**TASK TO CARRY OUT:**
Omit the images and reproduce the rest of the entries exactly.

-=-=-

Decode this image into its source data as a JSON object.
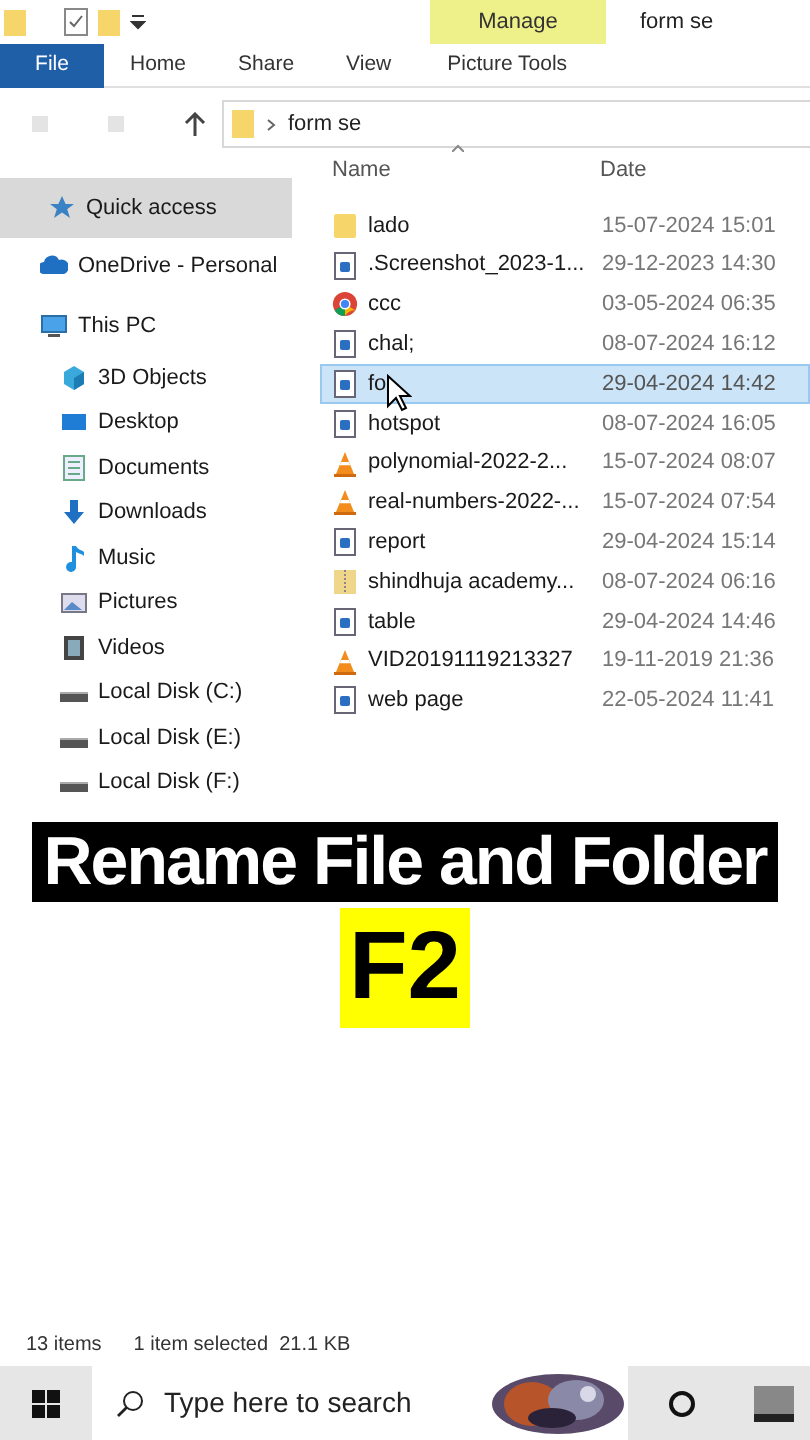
{
  "ribbon": {
    "context_tab": "Manage",
    "title": "form se",
    "tabs": [
      {
        "label": "File",
        "selected": true
      },
      {
        "label": "Home",
        "selected": false
      },
      {
        "label": "Share",
        "selected": false
      },
      {
        "label": "View",
        "selected": false
      },
      {
        "label": "Picture Tools",
        "selected": false
      }
    ]
  },
  "address": {
    "path": "form se"
  },
  "sidebar": {
    "items": [
      {
        "label": "Quick access",
        "kind": "star",
        "selected": true
      },
      {
        "label": "OneDrive - Personal",
        "kind": "cloud",
        "selected": false
      },
      {
        "label": "This PC",
        "kind": "pc",
        "selected": false,
        "children": [
          {
            "label": "3D Objects",
            "kind": "cube",
            "selected": false
          },
          {
            "label": "Desktop",
            "kind": "desktop",
            "selected": false
          },
          {
            "label": "Documents",
            "kind": "docs",
            "selected": false
          },
          {
            "label": "Downloads",
            "kind": "download",
            "selected": false
          },
          {
            "label": "Music",
            "kind": "music",
            "selected": false
          },
          {
            "label": "Pictures",
            "kind": "pictures",
            "selected": false
          },
          {
            "label": "Videos",
            "kind": "videos",
            "selected": false
          },
          {
            "label": "Local Disk (C:)",
            "kind": "disk",
            "selected": false
          },
          {
            "label": "Local Disk (E:)",
            "kind": "disk",
            "selected": false
          },
          {
            "label": "Local Disk (F:)",
            "kind": "disk",
            "selected": false
          }
        ]
      }
    ]
  },
  "table": {
    "columns": [
      "Name",
      "Date"
    ],
    "rows": [
      {
        "name": "lado",
        "date": "15-07-2024 15:01",
        "kind": "folder",
        "selected": false
      },
      {
        "name": ".Screenshot_2023-1...",
        "date": "29-12-2023 14:30",
        "kind": "doc",
        "selected": false
      },
      {
        "name": "ccc",
        "date": "03-05-2024 06:35",
        "kind": "chrome",
        "selected": false
      },
      {
        "name": "chal;",
        "date": "08-07-2024 16:12",
        "kind": "doc",
        "selected": false
      },
      {
        "name": "fo",
        "date": "29-04-2024 14:42",
        "kind": "doc",
        "selected": true
      },
      {
        "name": "hotspot",
        "date": "08-07-2024 16:05",
        "kind": "doc",
        "selected": false
      },
      {
        "name": "polynomial-2022-2...",
        "date": "15-07-2024 08:07",
        "kind": "cone",
        "selected": false
      },
      {
        "name": "real-numbers-2022-...",
        "date": "15-07-2024 07:54",
        "kind": "cone",
        "selected": false
      },
      {
        "name": "report",
        "date": "29-04-2024 15:14",
        "kind": "doc",
        "selected": false
      },
      {
        "name": "shindhuja academy...",
        "date": "08-07-2024 06:16",
        "kind": "zip",
        "selected": false
      },
      {
        "name": "table",
        "date": "29-04-2024 14:46",
        "kind": "doc",
        "selected": false
      },
      {
        "name": "VID20191119213327",
        "date": "19-11-2019 21:36",
        "kind": "cone",
        "selected": false
      },
      {
        "name": "web page",
        "date": "22-05-2024 11:41",
        "kind": "doc",
        "selected": false
      }
    ]
  },
  "caption": {
    "title": "Rename File and Folder",
    "key": "F2"
  },
  "status_bar": {
    "count": "13 items",
    "selection": "1 item selected  21.1 KB"
  },
  "taskbar": {
    "search": {
      "placeholder": "Type here to search"
    }
  }
}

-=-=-

**RESPONSE TO THE EXERCISE:**
Decode this image into its source data as a JSON object.
{
  "ribbon": {
    "context_tab": "Manage",
    "title": "form se",
    "tabs": [
      {
        "label": "File",
        "selected": true
      },
      {
        "label": "Home",
        "selected": false
      },
      {
        "label": "Share",
        "selected": false
      },
      {
        "label": "View",
        "selected": false
      },
      {
        "label": "Picture Tools",
        "selected": false
      }
    ]
  },
  "address": {
    "path": "form se"
  },
  "sidebar": {
    "items": [
      {
        "label": "Quick access",
        "kind": "star",
        "selected": true
      },
      {
        "label": "OneDrive - Personal",
        "kind": "cloud",
        "selected": false
      },
      {
        "label": "This PC",
        "kind": "pc",
        "selected": false,
        "children": [
          {
            "label": "3D Objects",
            "kind": "cube",
            "selected": false
          },
          {
            "label": "Desktop",
            "kind": "desktop",
            "selected": false
          },
          {
            "label": "Documents",
            "kind": "docs",
            "selected": false
          },
          {
            "label": "Downloads",
            "kind": "download",
            "selected": false
          },
          {
            "label": "Music",
            "kind": "music",
            "selected": false
          },
          {
            "label": "Pictures",
            "kind": "pictures",
            "selected": false
          },
          {
            "label": "Videos",
            "kind": "videos",
            "selected": false
          },
          {
            "label": "Local Disk (C:)",
            "kind": "disk",
            "selected": false
          },
          {
            "label": "Local Disk (E:)",
            "kind": "disk",
            "selected": false
          },
          {
            "label": "Local Disk (F:)",
            "kind": "disk",
            "selected": false
          }
        ]
      }
    ]
  },
  "table": {
    "columns": [
      "Name",
      "Date"
    ],
    "rows": [
      {
        "name": "lado",
        "date": "15-07-2024 15:01",
        "kind": "folder",
        "selected": false
      },
      {
        "name": ".Screenshot_2023-1...",
        "date": "29-12-2023 14:30",
        "kind": "doc",
        "selected": false
      },
      {
        "name": "ccc",
        "date": "03-05-2024 06:35",
        "kind": "chrome",
        "selected": false
      },
      {
        "name": "chal;",
        "date": "08-07-2024 16:12",
        "kind": "doc",
        "selected": false
      },
      {
        "name": "fo",
        "date": "29-04-2024 14:42",
        "kind": "doc",
        "selected": true
      },
      {
        "name": "hotspot",
        "date": "08-07-2024 16:05",
        "kind": "doc",
        "selected": false
      },
      {
        "name": "polynomial-2022-2...",
        "date": "15-07-2024 08:07",
        "kind": "cone",
        "selected": false
      },
      {
        "name": "real-numbers-2022-...",
        "date": "15-07-2024 07:54",
        "kind": "cone",
        "selected": false
      },
      {
        "name": "report",
        "date": "29-04-2024 15:14",
        "kind": "doc",
        "selected": false
      },
      {
        "name": "shindhuja academy...",
        "date": "08-07-2024 06:16",
        "kind": "zip",
        "selected": false
      },
      {
        "name": "table",
        "date": "29-04-2024 14:46",
        "kind": "doc",
        "selected": false
      },
      {
        "name": "VID20191119213327",
        "date": "19-11-2019 21:36",
        "kind": "cone",
        "selected": false
      },
      {
        "name": "web page",
        "date": "22-05-2024 11:41",
        "kind": "doc",
        "selected": false
      }
    ]
  },
  "caption": {
    "title": "Rename File and Folder",
    "key": "F2"
  },
  "status_bar": {
    "count": "13 items",
    "selection": "1 item selected  21.1 KB"
  },
  "taskbar": {
    "search": {
      "placeholder": "Type here to search"
    }
  }
}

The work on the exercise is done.